Stay up-to-date on Canadian taxes.
New government tax changes.
On October 19th, 2015, Canadians elected a new Government that promised updates to Canadian taxes. However, these proposed changes will not be implemented until 2016 and therefore won't affect your 2015 tax return.
Below is a list of changes that could affect your taxes when you file this year, and a table at the bottom of the page outlining proposed tax measures for 2016.
Improvements to the Universal Child Care Benefit.
For the 2015 tax year the Universal Child Care Benefit has been improved. For each child under 6, families will receive $160 per month and $60 per month for each child aged 6 through 17.
Sweating for savings.
In 2014, the children's fitness tax credit was non-refundable.
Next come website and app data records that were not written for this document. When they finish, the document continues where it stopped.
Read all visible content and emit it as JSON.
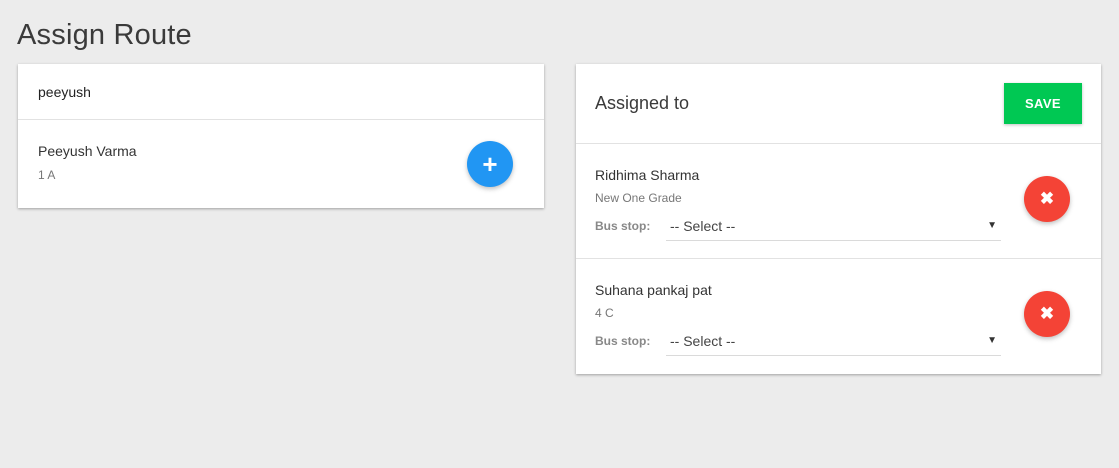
{
  "page": {
    "title": "Assign Route"
  },
  "search": {
    "value": "peeyush"
  },
  "results": [
    {
      "name": "Peeyush Varma",
      "class": "1 A",
      "action_icon": "plus-icon",
      "action_glyph": "+"
    }
  ],
  "assigned": {
    "title": "Assigned to",
    "save_label": "SAVE",
    "items": [
      {
        "name": "Ridhima Sharma",
        "class": "New One Grade",
        "bus_stop_label": "Bus stop:",
        "bus_stop_value": "-- Select --",
        "remove_glyph": "✖"
      },
      {
        "name": "Suhana pankaj pat",
        "class": "4 C",
        "bus_stop_label": "Bus stop:",
        "bus_stop_value": "-- Select --",
        "remove_glyph": "✖"
      }
    ]
  },
  "colors": {
    "add": "#2196f3",
    "remove": "#f44336",
    "save": "#00c853"
  }
}
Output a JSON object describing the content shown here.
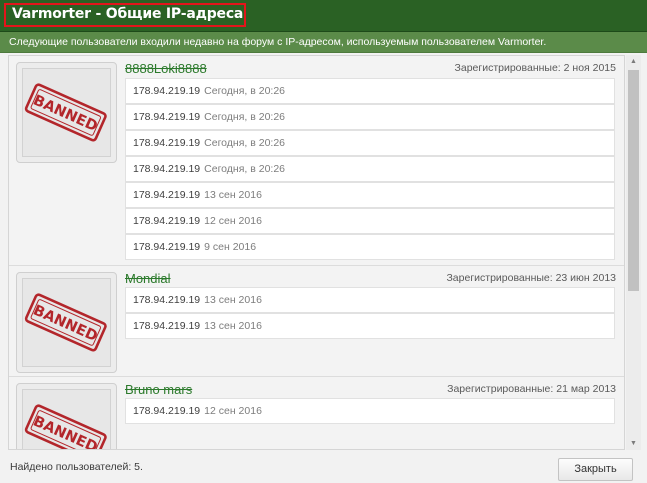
{
  "dialog": {
    "title": "Varmorter - Общие IP-адреса",
    "description": "Следующие пользователи входили недавно на форум с IP-адресом, используемым пользователем Varmorter."
  },
  "users": [
    {
      "name": "8888Loki8888",
      "registered": "Зарегистрированные: 2 ноя 2015",
      "avatar_stamp": "BANNED",
      "ips": [
        {
          "ip": "178.94.219.19",
          "date": "Сегодня, в 20:26"
        },
        {
          "ip": "178.94.219.19",
          "date": "Сегодня, в 20:26"
        },
        {
          "ip": "178.94.219.19",
          "date": "Сегодня, в 20:26"
        },
        {
          "ip": "178.94.219.19",
          "date": "Сегодня, в 20:26"
        },
        {
          "ip": "178.94.219.19",
          "date": "13 сен 2016"
        },
        {
          "ip": "178.94.219.19",
          "date": "12 сен 2016"
        },
        {
          "ip": "178.94.219.19",
          "date": "9 сен 2016"
        }
      ]
    },
    {
      "name": "Mondial",
      "registered": "Зарегистрированные: 23 июн 2013",
      "avatar_stamp": "BANNED",
      "ips": [
        {
          "ip": "178.94.219.19",
          "date": "13 сен 2016"
        },
        {
          "ip": "178.94.219.19",
          "date": "13 сен 2016"
        }
      ]
    },
    {
      "name": "Bruno mars",
      "registered": "Зарегистрированные: 21 мар 2013",
      "avatar_stamp": "BANNED",
      "ips": [
        {
          "ip": "178.94.219.19",
          "date": "12 сен 2016"
        }
      ]
    }
  ],
  "footer": {
    "found": "Найдено пользователей: 5.",
    "close_label": "Закрыть"
  },
  "colors": {
    "title_bar": "#2a6124",
    "info_bar": "#5b8b49",
    "title_highlight": "#e3141b",
    "username": "#2c7a2c",
    "stamp": "#b3262b"
  }
}
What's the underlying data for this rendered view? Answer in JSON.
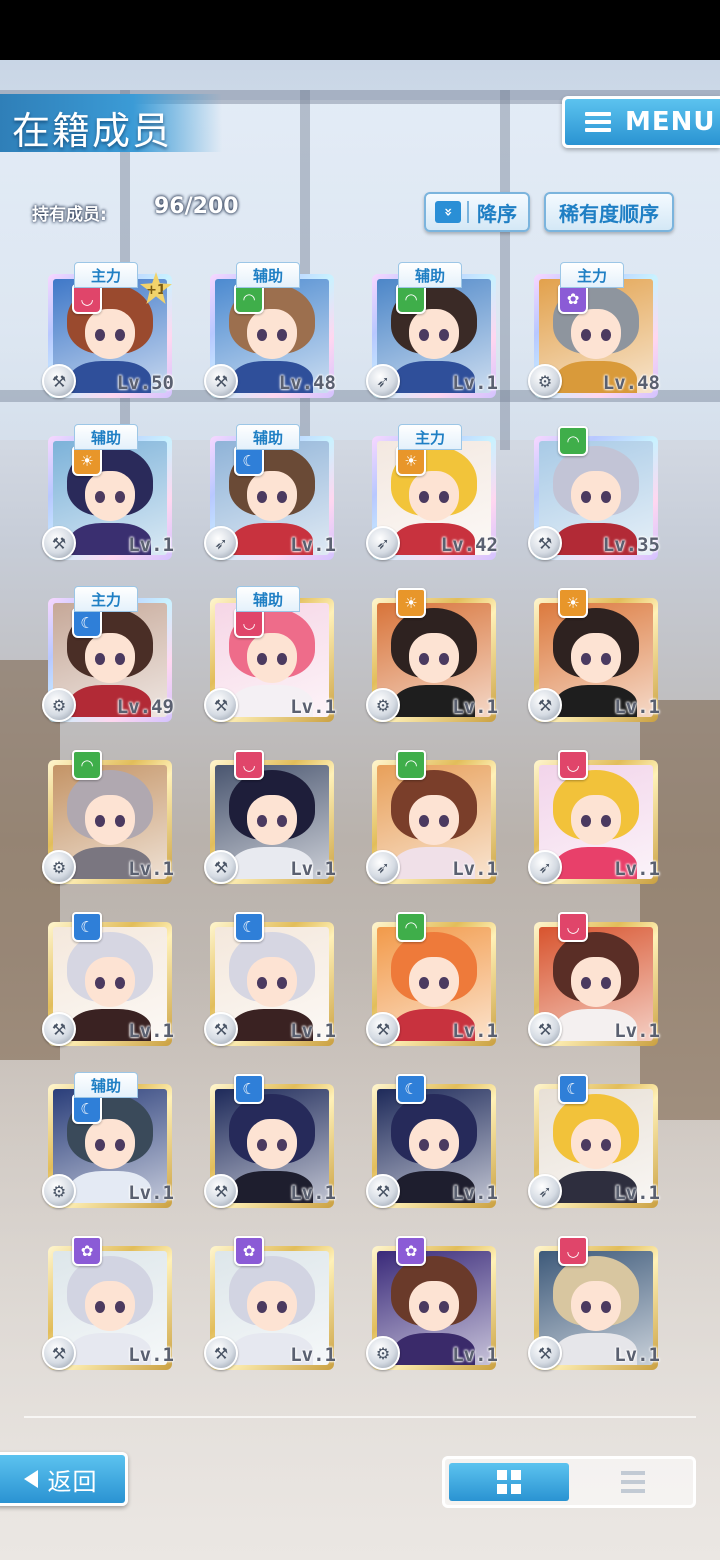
{
  "header": {
    "title": "在籍成员",
    "menu_label": "MENU"
  },
  "owned": {
    "label": "持有成员:",
    "value": "96/200"
  },
  "sort": {
    "order_label": "降序",
    "order_arrow": "»",
    "rarity_label": "稀有度顺序"
  },
  "footer": {
    "back_label": "返回"
  },
  "colors": {
    "accent": "#2a93d2",
    "attr_red": "#e0456a",
    "attr_green": "#3fae4a",
    "attr_blue": "#2f7fd8",
    "attr_purple": "#8b5bd6",
    "attr_orange": "#e8962a"
  },
  "cards": [
    {
      "role": "主力",
      "attr": "red",
      "level": "Lv.50",
      "plus": "+1",
      "frame": "rainbow",
      "weapon": "wrench",
      "hair": "#9a4a2e",
      "body": "#2f4f9a",
      "bg": "#3f78c8"
    },
    {
      "role": "辅助",
      "attr": "green",
      "level": "Lv.48",
      "plus": "",
      "frame": "rainbow",
      "weapon": "wrench",
      "hair": "#9c6f4e",
      "body": "#2f4f9a",
      "bg": "#4c8ad0"
    },
    {
      "role": "辅助",
      "attr": "green",
      "level": "Lv.1",
      "plus": "",
      "frame": "rainbow",
      "weapon": "rocket",
      "hair": "#3a2a26",
      "body": "#2f4f9a",
      "bg": "#4c86c8"
    },
    {
      "role": "主力",
      "attr": "purple",
      "level": "Lv.48",
      "plus": "",
      "frame": "rainbow",
      "weapon": "gear",
      "hair": "#8e959e",
      "body": "#d99a3a",
      "bg": "#e2a14c"
    },
    {
      "role": "辅助",
      "attr": "orange",
      "level": "Lv.1",
      "plus": "",
      "frame": "rainbow",
      "weapon": "wrench",
      "hair": "#2a2a5a",
      "body": "#3a2f70",
      "bg": "#7cb2d9"
    },
    {
      "role": "辅助",
      "attr": "blue",
      "level": "Lv.1",
      "plus": "",
      "frame": "rainbow",
      "weapon": "rocket",
      "hair": "#6a4a36",
      "body": "#c8323e",
      "bg": "#8fb3d8"
    },
    {
      "role": "主力",
      "attr": "orange",
      "level": "Lv.42",
      "plus": "",
      "frame": "rainbow",
      "weapon": "rocket",
      "hair": "#f2c43a",
      "body": "#c8323e",
      "bg": "#f3e8e0"
    },
    {
      "role": "",
      "attr": "green",
      "level": "Lv.35",
      "plus": "",
      "frame": "rainbow",
      "weapon": "wrench",
      "hair": "#c2c4d6",
      "body": "#b22a36",
      "bg": "#a8cae6"
    },
    {
      "role": "主力",
      "attr": "blue",
      "level": "Lv.49",
      "plus": "",
      "frame": "rainbow",
      "weapon": "gear",
      "hair": "#4a2e26",
      "body": "#b22a36",
      "bg": "#c6a898"
    },
    {
      "role": "辅助",
      "attr": "red",
      "level": "Lv.1",
      "plus": "",
      "frame": "gold",
      "weapon": "hammer",
      "hair": "#ee6c8a",
      "body": "#f4f0f4",
      "bg": "#f6d6e6"
    },
    {
      "role": "",
      "attr": "orange",
      "level": "Lv.1",
      "plus": "",
      "frame": "gold",
      "weapon": "gear",
      "hair": "#2e2220",
      "body": "#1e1e1e",
      "bg": "#d8743a"
    },
    {
      "role": "",
      "attr": "orange",
      "level": "Lv.1",
      "plus": "",
      "frame": "gold",
      "weapon": "wrench",
      "hair": "#2e2220",
      "body": "#1e1e1e",
      "bg": "#dc7a3e"
    },
    {
      "role": "",
      "attr": "green",
      "level": "Lv.1",
      "plus": "",
      "frame": "gold",
      "weapon": "gear",
      "hair": "#b0a8b0",
      "body": "#7a7680",
      "bg": "#c49466"
    },
    {
      "role": "",
      "attr": "red",
      "level": "Lv.1",
      "plus": "",
      "frame": "gold",
      "weapon": "wrench",
      "hair": "#1e1e3a",
      "body": "#e8eaf0",
      "bg": "#4a5670"
    },
    {
      "role": "",
      "attr": "green",
      "level": "Lv.1",
      "plus": "",
      "frame": "gold",
      "weapon": "rocket",
      "hair": "#7a3e2a",
      "body": "#f0e0e8",
      "bg": "#e8a05a"
    },
    {
      "role": "",
      "attr": "red",
      "level": "Lv.1",
      "plus": "",
      "frame": "gold",
      "weapon": "rocket",
      "hair": "#f2c23a",
      "body": "#e8406a",
      "bg": "#f2d4ea"
    },
    {
      "role": "",
      "attr": "blue",
      "level": "Lv.1",
      "plus": "",
      "frame": "gold",
      "weapon": "wrench",
      "hair": "#d6d6e2",
      "body": "#3a2222",
      "bg": "#f4e8dc"
    },
    {
      "role": "",
      "attr": "blue",
      "level": "Lv.1",
      "plus": "",
      "frame": "gold",
      "weapon": "wrench",
      "hair": "#d6d6e2",
      "body": "#3a2222",
      "bg": "#f4e8dc"
    },
    {
      "role": "",
      "attr": "green",
      "level": "Lv.1",
      "plus": "",
      "frame": "gold",
      "weapon": "hammer",
      "hair": "#ee7a3a",
      "body": "#c8323e",
      "bg": "#f29a4a"
    },
    {
      "role": "",
      "attr": "red",
      "level": "Lv.1",
      "plus": "",
      "frame": "gold",
      "weapon": "wrench",
      "hair": "#5a2e26",
      "body": "#f4f0f0",
      "bg": "#d8542e"
    },
    {
      "role": "辅助",
      "attr": "blue",
      "level": "Lv.1",
      "plus": "",
      "frame": "gold",
      "weapon": "gear",
      "hair": "#3a4a5a",
      "body": "#e4eaf4",
      "bg": "#2a3e7a"
    },
    {
      "role": "",
      "attr": "blue",
      "level": "Lv.1",
      "plus": "",
      "frame": "gold",
      "weapon": "wrench",
      "hair": "#262a5a",
      "body": "#1e1e2e",
      "bg": "#1e2a5a"
    },
    {
      "role": "",
      "attr": "blue",
      "level": "Lv.1",
      "plus": "",
      "frame": "gold",
      "weapon": "wrench",
      "hair": "#262a5a",
      "body": "#1e1e2e",
      "bg": "#1e2a5a"
    },
    {
      "role": "",
      "attr": "blue",
      "level": "Lv.1",
      "plus": "",
      "frame": "gold",
      "weapon": "rocket",
      "hair": "#f2c23a",
      "body": "#2e2e3e",
      "bg": "#e8e0d6"
    },
    {
      "role": "",
      "attr": "purple",
      "level": "Lv.1",
      "plus": "",
      "frame": "gold",
      "weapon": "wrench",
      "hair": "#d2d4e2",
      "body": "#e6e8f0",
      "bg": "#dde6ea"
    },
    {
      "role": "",
      "attr": "purple",
      "level": "Lv.1",
      "plus": "",
      "frame": "gold",
      "weapon": "wrench",
      "hair": "#d2d4e2",
      "body": "#e6e8f0",
      "bg": "#dde6ea"
    },
    {
      "role": "",
      "attr": "purple",
      "level": "Lv.1",
      "plus": "",
      "frame": "gold",
      "weapon": "gear",
      "hair": "#6a3a2a",
      "body": "#3a2a6a",
      "bg": "#3a2a7a"
    },
    {
      "role": "",
      "attr": "red",
      "level": "Lv.1",
      "plus": "",
      "frame": "gold",
      "weapon": "wrench",
      "hair": "#d8c6a0",
      "body": "#e6e6ea",
      "bg": "#3e5a7a"
    }
  ]
}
New for the 2015 tax year, this credit can now be refunded, if not applied to contribute to a reduction of tax payable to zero.
Know the limits of child care expense deductions.
For the 2015 tax year, Child Care Expense Deduction limits increased by $1,000 and are a maximum of:
- $8,000 for children under 7
- $5,000 for children 7-16
- $11,000 for children who are eligible for the Disability Tax Credit
The new Federal Government's election tax proposals will benefit Canadians spanning a variety of financial situations and will be addressed for 2016 and future tax years.
- Reducing the middle income tax bracket rate from 22% to 20.5%
- Creating a new tax bracket for individuals earning more than $200,000 with a tax rate of 33%
- Replacing the Universal Child Care Benefit with a new Canada Child Benefit to provide an extra $2,500 a year for a typical family of four with a household income smaller than $200,000
- Ending the Family Tax Cut
- Cancelling plans to gradually increase the eligibility age for Old Age Security
- Returning the maximum amount you can contribute to TFSAs per year from $10,000 back to $5,500
- Educators are eligible for a 15% refundable tax credit on qualifying supplies